Sixty years ago, as my parent’s generation was growing up in the cities of the Southwest — from McAllen, Texas, to Carlsbad, N.M., to Tucson, Ariz. — it was not uncommon to run across Hispanics who yearned to be white.

And why not? Back then, Hispanics were second-class citizens. They were picked on, warehoused in segregated schools, excluded from most colleges and kept away from the best jobs. White people had it easier.

So Hispanics anglicized their names — Maria became “Mary,” etc. They tried to lighten their skin by rubbing lemon juice on it. They stopped speaking Spanish. They moved into predominantly white neighborhoods where they were the only Hispanics on the block. All to be accepted in the mainstream. That is when you knew you had arrived, when people saw you as white.

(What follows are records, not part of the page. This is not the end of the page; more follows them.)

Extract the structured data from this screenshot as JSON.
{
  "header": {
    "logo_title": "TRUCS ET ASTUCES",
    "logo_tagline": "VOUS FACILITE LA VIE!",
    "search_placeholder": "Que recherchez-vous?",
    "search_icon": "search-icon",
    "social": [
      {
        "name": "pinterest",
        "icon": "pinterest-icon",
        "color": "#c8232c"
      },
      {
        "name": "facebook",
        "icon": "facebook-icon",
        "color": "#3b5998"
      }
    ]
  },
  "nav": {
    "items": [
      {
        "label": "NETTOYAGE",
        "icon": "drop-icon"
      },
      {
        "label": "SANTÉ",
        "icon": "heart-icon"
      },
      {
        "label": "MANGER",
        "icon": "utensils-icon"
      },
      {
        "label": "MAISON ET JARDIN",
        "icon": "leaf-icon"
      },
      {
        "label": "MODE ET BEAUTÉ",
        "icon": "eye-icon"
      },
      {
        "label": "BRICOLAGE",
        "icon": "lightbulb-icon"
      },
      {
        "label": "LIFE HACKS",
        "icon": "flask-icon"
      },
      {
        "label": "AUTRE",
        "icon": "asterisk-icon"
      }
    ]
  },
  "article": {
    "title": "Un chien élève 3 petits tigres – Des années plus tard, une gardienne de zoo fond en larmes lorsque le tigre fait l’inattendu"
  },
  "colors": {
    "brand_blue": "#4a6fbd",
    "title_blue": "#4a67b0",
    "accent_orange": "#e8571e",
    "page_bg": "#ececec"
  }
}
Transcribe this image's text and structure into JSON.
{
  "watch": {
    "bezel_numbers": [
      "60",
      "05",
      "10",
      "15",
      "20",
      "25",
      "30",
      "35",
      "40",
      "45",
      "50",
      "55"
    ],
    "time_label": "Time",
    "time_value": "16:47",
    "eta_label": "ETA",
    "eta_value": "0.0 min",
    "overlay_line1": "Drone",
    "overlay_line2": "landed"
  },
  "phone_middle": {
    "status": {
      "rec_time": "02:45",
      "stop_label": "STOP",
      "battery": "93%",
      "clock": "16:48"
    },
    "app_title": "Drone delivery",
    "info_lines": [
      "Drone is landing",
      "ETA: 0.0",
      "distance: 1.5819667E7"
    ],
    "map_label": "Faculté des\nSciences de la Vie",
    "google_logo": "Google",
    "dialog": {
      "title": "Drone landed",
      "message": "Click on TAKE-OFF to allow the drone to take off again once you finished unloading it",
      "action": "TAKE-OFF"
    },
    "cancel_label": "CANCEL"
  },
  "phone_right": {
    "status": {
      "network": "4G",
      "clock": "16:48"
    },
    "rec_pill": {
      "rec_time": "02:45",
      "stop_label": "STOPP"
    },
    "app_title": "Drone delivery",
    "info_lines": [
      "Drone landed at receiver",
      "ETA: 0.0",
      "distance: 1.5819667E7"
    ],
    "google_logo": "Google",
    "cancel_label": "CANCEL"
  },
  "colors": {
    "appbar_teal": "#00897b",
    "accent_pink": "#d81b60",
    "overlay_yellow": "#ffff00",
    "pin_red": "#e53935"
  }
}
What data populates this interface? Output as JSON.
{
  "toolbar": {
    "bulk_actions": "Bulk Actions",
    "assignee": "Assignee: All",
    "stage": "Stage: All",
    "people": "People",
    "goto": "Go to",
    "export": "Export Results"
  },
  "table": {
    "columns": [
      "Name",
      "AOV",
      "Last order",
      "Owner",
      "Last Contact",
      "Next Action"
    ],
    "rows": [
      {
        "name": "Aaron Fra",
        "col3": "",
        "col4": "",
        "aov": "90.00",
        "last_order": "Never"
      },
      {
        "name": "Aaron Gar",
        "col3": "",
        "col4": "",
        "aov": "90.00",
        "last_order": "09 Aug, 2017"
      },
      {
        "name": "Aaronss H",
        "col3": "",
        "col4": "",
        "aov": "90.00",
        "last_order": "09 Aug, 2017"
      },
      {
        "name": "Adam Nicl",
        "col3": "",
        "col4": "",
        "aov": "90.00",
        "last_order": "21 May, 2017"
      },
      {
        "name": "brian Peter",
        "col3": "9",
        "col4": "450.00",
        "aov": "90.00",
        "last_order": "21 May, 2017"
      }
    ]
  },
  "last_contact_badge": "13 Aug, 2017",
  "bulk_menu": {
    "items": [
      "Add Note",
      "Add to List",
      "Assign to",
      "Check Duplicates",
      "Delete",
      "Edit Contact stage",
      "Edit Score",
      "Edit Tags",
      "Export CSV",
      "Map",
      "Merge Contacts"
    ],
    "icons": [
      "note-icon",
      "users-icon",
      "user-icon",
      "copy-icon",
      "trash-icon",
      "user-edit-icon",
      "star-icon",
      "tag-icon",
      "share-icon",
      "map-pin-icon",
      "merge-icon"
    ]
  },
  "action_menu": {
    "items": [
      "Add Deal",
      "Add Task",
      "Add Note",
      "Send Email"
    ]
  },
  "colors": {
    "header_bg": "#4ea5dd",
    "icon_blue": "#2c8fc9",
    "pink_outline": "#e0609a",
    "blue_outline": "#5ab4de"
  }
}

Now, in an age when Colombian-born Sofia Vergara is the highest-paid actress on television, Dora the Explorer is ubiquitous and corporations spend billions of dollars every year trying to tap into the $1.3 trillion that Hispanics spend annually, there are signs that that some whites yearn to be Hispanic. Que?

This trend is showing up in, of all things, the names that parents decide to give their children. These days, many white parents are avoiding names such as John or Mary and giving their children Hispanic-sounding names such as Diego, Maria, Juan or Isabella. Other popular names for children include Santos, Carmen, Sierra and Luis.

According to Latina Lista, a Dallas-based news site, a new study of children’s names by Belly Ballot, a social-media baby-naming website, found that white parents are trying to give their kids some ethnic flavor.

When asked why, some parents cited shifting demographics and the fact that the United States is unmistakably becoming more Hispanic. The parents said they felt their children’s future would be far brighter if their kids found it easier to “fit in” with their changing surroundings.

The new mainstream, it seems, will flow right through Hispanic America. One mom from Tennessee told a reporter she thought giving her daughter a “Latino name” would help her make friends, and have a better profession given that “her future bosses will be Hispanic.”

There is also another reason, a more cynical one. (There usually is.) Whereas my parents’ generation was not exactly welcomed on college campuses in the 1950s and ’60s, my children are growing up at a time when there are tons of scholarships and grants reserved for Hispanic students, and many colleges and universities have aggressive affirmative action programs to make their campuses more diverse.

While these types of outreach programs are often challenged in court — in fact, the Supreme Court is expected to issue a ruling on another affirmative action case this term — there is a segment of the population that seems to have adopted the view: If you can’t beat ’em, join ’em.

According to the Latina Lista article, there are some parents who feel that giving their kids a Spanish name will grant them that extra advantage in life by allowing them to apply for scholarships and grants that were intended for people who don’t look anything like them. I’m skeptical this may be a huge trend. We may be talking about a very small group of opportunists.

But for anyone who thinks this way, whom do they think they’re fooling? These people do know that they’re encouraging their children to commit a fraud, don’t they? Impersonating a Hispanic. Why, it ought to be a crime.

All kidding aside, this is the one part of this story that is not so amusing. These programs did not come easily. They are the result of hard-fought battles during the civil rights movement. And the fact that some people think they can be manipulated for their benefit is a sad indicator that the system of racial and ethnic spoils needs to be fixed. Perhaps, it should be scrapped altogether.

For now, I’ll just revel in the thought that, for all they went through and endured in a darker era, my parents’ generation of Hispanics is — because of stories like this — finally getting the last laugh.

Ruben Navarrette is a columnist for the Washington Post Writers Group.